[INPUT RECORDS Boundary: Start]

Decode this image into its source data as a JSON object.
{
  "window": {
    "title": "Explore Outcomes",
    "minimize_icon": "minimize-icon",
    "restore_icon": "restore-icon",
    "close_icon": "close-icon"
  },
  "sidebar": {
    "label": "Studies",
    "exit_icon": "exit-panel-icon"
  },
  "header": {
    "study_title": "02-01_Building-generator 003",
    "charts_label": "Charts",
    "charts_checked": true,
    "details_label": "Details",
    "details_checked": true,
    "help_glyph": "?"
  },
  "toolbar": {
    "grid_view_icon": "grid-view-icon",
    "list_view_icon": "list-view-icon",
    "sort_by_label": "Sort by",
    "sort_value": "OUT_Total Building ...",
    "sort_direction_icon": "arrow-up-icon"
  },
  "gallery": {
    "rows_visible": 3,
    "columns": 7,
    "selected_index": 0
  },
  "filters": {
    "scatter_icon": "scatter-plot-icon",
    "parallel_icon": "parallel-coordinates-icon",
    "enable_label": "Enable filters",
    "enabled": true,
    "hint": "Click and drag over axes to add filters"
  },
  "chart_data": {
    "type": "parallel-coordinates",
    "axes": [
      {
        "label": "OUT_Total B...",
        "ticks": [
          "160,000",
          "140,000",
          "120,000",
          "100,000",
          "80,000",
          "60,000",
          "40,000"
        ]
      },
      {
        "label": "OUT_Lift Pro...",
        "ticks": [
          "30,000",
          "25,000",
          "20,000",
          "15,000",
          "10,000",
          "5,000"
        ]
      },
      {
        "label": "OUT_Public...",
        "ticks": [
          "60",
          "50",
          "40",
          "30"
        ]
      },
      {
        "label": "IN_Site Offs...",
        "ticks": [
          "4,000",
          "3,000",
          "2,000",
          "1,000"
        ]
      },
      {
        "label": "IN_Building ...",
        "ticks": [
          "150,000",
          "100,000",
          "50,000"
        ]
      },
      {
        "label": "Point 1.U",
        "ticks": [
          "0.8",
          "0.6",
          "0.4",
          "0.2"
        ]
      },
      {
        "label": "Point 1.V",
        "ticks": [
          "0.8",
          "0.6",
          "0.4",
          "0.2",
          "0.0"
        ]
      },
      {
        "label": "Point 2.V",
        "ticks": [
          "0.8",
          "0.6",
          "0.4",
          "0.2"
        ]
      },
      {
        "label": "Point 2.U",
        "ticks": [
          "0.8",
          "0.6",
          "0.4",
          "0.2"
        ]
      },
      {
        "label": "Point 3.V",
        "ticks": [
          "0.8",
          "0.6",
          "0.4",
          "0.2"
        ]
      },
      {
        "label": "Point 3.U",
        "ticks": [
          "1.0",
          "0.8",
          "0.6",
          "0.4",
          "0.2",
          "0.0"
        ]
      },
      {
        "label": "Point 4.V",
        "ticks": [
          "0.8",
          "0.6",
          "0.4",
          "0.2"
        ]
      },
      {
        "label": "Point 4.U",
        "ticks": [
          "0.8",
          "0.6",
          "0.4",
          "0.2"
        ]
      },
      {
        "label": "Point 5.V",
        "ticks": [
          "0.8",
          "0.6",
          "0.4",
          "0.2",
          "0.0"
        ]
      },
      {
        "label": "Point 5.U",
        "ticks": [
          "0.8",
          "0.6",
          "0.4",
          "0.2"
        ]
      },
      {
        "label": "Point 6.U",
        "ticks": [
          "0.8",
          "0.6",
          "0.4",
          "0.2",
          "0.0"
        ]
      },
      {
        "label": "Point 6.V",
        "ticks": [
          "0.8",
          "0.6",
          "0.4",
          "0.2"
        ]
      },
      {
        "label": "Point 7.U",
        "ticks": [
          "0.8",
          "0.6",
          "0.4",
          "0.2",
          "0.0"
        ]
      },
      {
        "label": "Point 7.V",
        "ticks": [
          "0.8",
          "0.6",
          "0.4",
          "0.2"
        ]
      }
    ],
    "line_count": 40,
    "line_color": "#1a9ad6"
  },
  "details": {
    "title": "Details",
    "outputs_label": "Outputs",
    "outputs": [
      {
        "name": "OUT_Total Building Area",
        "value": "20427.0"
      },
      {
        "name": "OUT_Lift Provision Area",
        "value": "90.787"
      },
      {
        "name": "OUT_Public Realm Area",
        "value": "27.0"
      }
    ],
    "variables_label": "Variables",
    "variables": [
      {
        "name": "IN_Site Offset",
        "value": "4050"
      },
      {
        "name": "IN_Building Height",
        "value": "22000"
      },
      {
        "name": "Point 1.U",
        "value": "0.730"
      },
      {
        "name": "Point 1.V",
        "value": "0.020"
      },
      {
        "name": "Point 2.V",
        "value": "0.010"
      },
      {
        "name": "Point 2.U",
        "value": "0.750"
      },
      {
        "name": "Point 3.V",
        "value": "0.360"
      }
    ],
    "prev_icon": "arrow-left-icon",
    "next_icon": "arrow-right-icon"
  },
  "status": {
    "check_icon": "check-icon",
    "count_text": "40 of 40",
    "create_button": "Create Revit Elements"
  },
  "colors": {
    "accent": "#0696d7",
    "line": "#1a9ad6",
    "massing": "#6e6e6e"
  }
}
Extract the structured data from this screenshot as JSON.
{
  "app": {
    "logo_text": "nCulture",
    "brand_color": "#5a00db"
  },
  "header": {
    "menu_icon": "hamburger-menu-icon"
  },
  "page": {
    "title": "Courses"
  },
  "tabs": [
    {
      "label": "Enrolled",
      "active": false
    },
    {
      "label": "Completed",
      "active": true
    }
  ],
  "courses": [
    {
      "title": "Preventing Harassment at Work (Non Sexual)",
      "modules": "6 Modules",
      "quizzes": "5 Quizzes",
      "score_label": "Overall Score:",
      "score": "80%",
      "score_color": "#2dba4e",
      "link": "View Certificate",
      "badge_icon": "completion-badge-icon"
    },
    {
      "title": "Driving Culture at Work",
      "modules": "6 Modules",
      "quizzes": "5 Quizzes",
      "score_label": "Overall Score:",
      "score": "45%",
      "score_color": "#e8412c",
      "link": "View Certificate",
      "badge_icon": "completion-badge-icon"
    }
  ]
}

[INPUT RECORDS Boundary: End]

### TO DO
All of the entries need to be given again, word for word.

### ANSWER SECTION
Decode this image into its source data as a JSON object.
{
  "window": {
    "title": "Explore Outcomes",
    "minimize_icon": "minimize-icon",
    "restore_icon": "restore-icon",
    "close_icon": "close-icon"
  },
  "sidebar": {
    "label": "Studies",
    "exit_icon": "exit-panel-icon"
  },
  "header": {
    "study_title": "02-01_Building-generator 003",
    "charts_label": "Charts",
    "charts_checked": true,
    "details_label": "Details",
    "details_checked": true,
    "help_glyph": "?"
  },
  "toolbar": {
    "grid_view_icon": "grid-view-icon",
    "list_view_icon": "list-view-icon",
    "sort_by_label": "Sort by",
    "sort_value": "OUT_Total Building ...",
    "sort_direction_icon": "arrow-up-icon"
  },
  "gallery": {
    "rows_visible": 3,
    "columns": 7,
    "selected_index": 0
  },
  "filters": {
    "scatter_icon": "scatter-plot-icon",
    "parallel_icon": "parallel-coordinates-icon",
    "enable_label": "Enable filters",
    "enabled": true,
    "hint": "Click and drag over axes to add filters"
  },
  "chart_data": {
    "type": "parallel-coordinates",
    "axes": [
      {
        "label": "OUT_Total B...",
        "ticks": [
          "160,000",
          "140,000",
          "120,000",
          "100,000",
          "80,000",
          "60,000",
          "40,000"
        ]
      },
      {
        "label": "OUT_Lift Pro...",
        "ticks": [
          "30,000",
          "25,000",
          "20,000",
          "15,000",
          "10,000",
          "5,000"
        ]
      },
      {
        "label": "OUT_Public...",
        "ticks": [
          "60",
          "50",
          "40",
          "30"
        ]
      },
      {
        "label": "IN_Site Offs...",
        "ticks": [
          "4,000",
          "3,000",
          "2,000",
          "1,000"
        ]
      },
      {
        "label": "IN_Building ...",
        "ticks": [
          "150,000",
          "100,000",
          "50,000"
        ]
      },
      {
        "label": "Point 1.U",
        "ticks": [
          "0.8",
          "0.6",
          "0.4",
          "0.2"
        ]
      },
      {
        "label": "Point 1.V",
        "ticks": [
          "0.8",
          "0.6",
          "0.4",
          "0.2",
          "0.0"
        ]
      },
      {
        "label": "Point 2.V",
        "ticks": [
          "0.8",
          "0.6",
          "0.4",
          "0.2"
        ]
      },
      {
        "label": "Point 2.U",
        "ticks": [
          "0.8",
          "0.6",
          "0.4",
          "0.2"
        ]
      },
      {
        "label": "Point 3.V",
        "ticks": [
          "0.8",
          "0.6",
          "0.4",
          "0.2"
        ]
      },
      {
        "label": "Point 3.U",
        "ticks": [
          "1.0",
          "0.8",
          "0.6",
          "0.4",
          "0.2",
          "0.0"
        ]
      },
      {
        "label": "Point 4.V",
        "ticks": [
          "0.8",
          "0.6",
          "0.4",
          "0.2"
        ]
      },
      {
        "label": "Point 4.U",
        "ticks": [
          "0.8",
          "0.6",
          "0.4",
          "0.2"
        ]
      },
      {
        "label": "Point 5.V",
        "ticks": [
          "0.8",
          "0.6",
          "0.4",
          "0.2",
          "0.0"
        ]
      },
      {
        "label": "Point 5.U",
        "ticks": [
          "0.8",
          "0.6",
          "0.4",
          "0.2"
        ]
      },
      {
        "label": "Point 6.U",
        "ticks": [
          "0.8",
          "0.6",
          "0.4",
          "0.2",
          "0.0"
        ]
      },
      {
        "label": "Point 6.V",
        "ticks": [
          "0.8",
          "0.6",
          "0.4",
          "0.2"
        ]
      },
      {
        "label": "Point 7.U",
        "ticks": [
          "0.8",
          "0.6",
          "0.4",
          "0.2",
          "0.0"
        ]
      },
      {
        "label": "Point 7.V",
        "ticks": [
          "0.8",
          "0.6",
          "0.4",
          "0.2"
        ]
      }
    ],
    "line_count": 40,
    "line_color": "#1a9ad6"
  },
  "details": {
    "title": "Details",
    "outputs_label": "Outputs",
    "outputs": [
      {
        "name": "OUT_Total Building Area",
        "value": "20427.0"
      },
      {
        "name": "OUT_Lift Provision Area",
        "value": "90.787"
      },
      {
        "name": "OUT_Public Realm Area",
        "value": "27.0"
      }
    ],
    "variables_label": "Variables",
    "variables": [
      {
        "name": "IN_Site Offset",
        "value": "4050"
      },
      {
        "name": "IN_Building Height",
        "value": "22000"
      },
      {
        "name": "Point 1.U",
        "value": "0.730"
      },
      {
        "name": "Point 1.V",
        "value": "0.020"
      },
      {
        "name": "Point 2.V",
        "value": "0.010"
      },
      {
        "name": "Point 2.U",
        "value": "0.750"
      },
      {
        "name": "Point 3.V",
        "value": "0.360"
      }
    ],
    "prev_icon": "arrow-left-icon",
    "next_icon": "arrow-right-icon"
  },
  "status": {
    "check_icon": "check-icon",
    "count_text": "40 of 40",
    "create_button": "Create Revit Elements"
  },
  "colors": {
    "accent": "#0696d7",
    "line": "#1a9ad6",
    "massing": "#6e6e6e"
  }
}
Extract the structured data from this screenshot as JSON.
{
  "app": {
    "logo_text": "nCulture",
    "brand_color": "#5a00db"
  },
  "header": {
    "menu_icon": "hamburger-menu-icon"
  },
  "page": {
    "title": "Courses"
  },
  "tabs": [
    {
      "label": "Enrolled",
      "active": false
    },
    {
      "label": "Completed",
      "active": true
    }
  ],
  "courses": [
    {
      "title": "Preventing Harassment at Work (Non Sexual)",
      "modules": "6 Modules",
      "quizzes": "5 Quizzes",
      "score_label": "Overall Score:",
      "score": "80%",
      "score_color": "#2dba4e",
      "link": "View Certificate",
      "badge_icon": "completion-badge-icon"
    },
    {
      "title": "Driving Culture at Work",
      "modules": "6 Modules",
      "quizzes": "5 Quizzes",
      "score_label": "Overall Score:",
      "score": "45%",
      "score_color": "#e8412c",
      "link": "View Certificate",
      "badge_icon": "completion-badge-icon"
    }
  ]
}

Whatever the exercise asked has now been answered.